[[ Records for the exercise open ]]

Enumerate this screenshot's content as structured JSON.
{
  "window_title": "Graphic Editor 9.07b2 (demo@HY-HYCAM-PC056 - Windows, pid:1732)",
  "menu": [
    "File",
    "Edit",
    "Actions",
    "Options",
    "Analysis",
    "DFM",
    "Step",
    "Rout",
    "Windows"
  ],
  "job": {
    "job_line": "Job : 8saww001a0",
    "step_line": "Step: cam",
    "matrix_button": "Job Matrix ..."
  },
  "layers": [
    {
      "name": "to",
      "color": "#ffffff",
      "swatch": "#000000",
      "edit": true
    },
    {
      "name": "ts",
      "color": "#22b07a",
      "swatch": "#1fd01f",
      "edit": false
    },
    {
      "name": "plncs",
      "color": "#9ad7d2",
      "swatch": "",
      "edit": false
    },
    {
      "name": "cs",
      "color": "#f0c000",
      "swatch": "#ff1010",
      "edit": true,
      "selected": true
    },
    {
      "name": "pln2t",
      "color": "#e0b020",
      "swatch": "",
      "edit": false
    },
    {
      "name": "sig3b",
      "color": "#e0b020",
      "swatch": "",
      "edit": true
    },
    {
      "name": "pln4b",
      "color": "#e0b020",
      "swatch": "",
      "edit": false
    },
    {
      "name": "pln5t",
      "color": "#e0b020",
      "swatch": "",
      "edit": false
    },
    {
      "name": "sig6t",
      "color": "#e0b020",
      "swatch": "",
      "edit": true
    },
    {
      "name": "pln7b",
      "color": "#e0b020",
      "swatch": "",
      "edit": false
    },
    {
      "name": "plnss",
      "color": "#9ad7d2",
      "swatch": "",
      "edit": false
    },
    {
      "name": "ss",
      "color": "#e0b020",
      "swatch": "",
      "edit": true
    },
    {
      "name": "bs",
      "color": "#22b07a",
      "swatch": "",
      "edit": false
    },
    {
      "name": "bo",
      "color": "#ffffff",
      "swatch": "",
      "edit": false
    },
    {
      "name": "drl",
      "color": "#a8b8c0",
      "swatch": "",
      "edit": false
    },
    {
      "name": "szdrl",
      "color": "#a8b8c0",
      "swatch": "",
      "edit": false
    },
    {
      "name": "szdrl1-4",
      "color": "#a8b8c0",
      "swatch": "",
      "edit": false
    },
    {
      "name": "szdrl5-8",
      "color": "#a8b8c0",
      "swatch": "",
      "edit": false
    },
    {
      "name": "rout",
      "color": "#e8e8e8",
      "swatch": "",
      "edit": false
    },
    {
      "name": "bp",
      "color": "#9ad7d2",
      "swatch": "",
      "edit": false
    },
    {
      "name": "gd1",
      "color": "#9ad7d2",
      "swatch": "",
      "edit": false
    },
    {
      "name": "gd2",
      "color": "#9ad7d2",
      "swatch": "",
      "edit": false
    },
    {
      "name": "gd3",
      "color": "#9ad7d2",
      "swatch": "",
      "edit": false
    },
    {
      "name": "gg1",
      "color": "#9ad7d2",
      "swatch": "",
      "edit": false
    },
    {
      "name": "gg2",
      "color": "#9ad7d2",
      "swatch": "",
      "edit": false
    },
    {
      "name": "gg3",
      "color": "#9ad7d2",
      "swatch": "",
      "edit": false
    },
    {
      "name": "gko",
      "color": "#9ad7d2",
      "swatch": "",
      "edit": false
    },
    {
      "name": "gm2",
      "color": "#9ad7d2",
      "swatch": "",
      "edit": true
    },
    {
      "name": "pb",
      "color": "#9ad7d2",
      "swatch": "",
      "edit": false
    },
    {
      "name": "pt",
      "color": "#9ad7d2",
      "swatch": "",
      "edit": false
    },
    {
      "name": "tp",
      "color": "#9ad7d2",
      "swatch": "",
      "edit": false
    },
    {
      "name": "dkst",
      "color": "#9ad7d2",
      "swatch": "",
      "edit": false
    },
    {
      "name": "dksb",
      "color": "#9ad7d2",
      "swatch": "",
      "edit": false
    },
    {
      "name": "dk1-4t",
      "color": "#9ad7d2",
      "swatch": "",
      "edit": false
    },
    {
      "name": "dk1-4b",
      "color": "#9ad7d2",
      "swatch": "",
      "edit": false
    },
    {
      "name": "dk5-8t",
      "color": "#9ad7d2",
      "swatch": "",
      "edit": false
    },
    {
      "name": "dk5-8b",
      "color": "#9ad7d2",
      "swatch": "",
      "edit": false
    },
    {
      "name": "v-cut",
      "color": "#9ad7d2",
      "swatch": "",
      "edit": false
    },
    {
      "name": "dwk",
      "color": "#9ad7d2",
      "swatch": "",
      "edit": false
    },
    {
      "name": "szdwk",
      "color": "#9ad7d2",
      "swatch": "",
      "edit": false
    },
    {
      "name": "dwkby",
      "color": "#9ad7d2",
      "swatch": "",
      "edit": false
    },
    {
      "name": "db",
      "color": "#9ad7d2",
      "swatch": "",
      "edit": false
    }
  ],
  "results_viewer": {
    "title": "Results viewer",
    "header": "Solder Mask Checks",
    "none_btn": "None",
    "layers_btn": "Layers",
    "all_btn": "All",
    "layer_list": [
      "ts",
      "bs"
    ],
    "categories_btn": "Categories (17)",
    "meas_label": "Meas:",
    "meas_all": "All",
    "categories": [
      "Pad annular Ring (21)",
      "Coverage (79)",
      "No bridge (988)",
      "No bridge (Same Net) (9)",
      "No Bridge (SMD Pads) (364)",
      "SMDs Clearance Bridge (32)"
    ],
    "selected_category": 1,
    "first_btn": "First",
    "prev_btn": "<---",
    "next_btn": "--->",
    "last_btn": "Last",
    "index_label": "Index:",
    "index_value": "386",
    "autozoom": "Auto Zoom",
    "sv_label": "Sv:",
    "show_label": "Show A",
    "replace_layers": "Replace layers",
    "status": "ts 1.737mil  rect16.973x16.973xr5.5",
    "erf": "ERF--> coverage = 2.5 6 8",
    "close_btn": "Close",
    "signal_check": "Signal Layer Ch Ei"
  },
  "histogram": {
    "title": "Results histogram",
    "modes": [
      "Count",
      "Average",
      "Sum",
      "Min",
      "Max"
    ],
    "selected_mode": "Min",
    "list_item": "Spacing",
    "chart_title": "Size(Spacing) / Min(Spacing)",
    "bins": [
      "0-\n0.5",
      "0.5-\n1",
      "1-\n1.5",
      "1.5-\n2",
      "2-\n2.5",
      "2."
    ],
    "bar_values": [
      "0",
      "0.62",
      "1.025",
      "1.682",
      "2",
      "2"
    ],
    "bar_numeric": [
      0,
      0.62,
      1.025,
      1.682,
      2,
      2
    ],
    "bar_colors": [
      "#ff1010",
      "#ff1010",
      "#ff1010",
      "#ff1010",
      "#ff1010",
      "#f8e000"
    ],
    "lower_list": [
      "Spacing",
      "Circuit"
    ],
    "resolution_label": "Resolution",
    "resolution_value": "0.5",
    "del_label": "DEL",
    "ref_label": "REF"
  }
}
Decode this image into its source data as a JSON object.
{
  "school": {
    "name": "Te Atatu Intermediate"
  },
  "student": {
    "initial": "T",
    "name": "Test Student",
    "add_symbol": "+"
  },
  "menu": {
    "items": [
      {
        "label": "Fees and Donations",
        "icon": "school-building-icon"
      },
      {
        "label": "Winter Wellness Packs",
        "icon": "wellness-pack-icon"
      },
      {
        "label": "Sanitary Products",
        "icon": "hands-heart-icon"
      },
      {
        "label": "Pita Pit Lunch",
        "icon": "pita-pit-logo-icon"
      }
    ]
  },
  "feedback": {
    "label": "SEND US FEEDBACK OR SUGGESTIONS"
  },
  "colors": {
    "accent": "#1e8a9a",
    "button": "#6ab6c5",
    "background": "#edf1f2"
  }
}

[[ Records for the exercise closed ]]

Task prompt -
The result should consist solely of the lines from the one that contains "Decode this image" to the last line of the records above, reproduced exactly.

Your response -
Decode this image into its source data as a JSON object.
{
  "school": {
    "name": "Te Atatu Intermediate"
  },
  "student": {
    "initial": "T",
    "name": "Test Student",
    "add_symbol": "+"
  },
  "menu": {
    "items": [
      {
        "label": "Fees and Donations",
        "icon": "school-building-icon"
      },
      {
        "label": "Winter Wellness Packs",
        "icon": "wellness-pack-icon"
      },
      {
        "label": "Sanitary Products",
        "icon": "hands-heart-icon"
      },
      {
        "label": "Pita Pit Lunch",
        "icon": "pita-pit-logo-icon"
      }
    ]
  },
  "feedback": {
    "label": "SEND US FEEDBACK OR SUGGESTIONS"
  },
  "colors": {
    "accent": "#1e8a9a",
    "button": "#6ab6c5",
    "background": "#edf1f2"
  }
}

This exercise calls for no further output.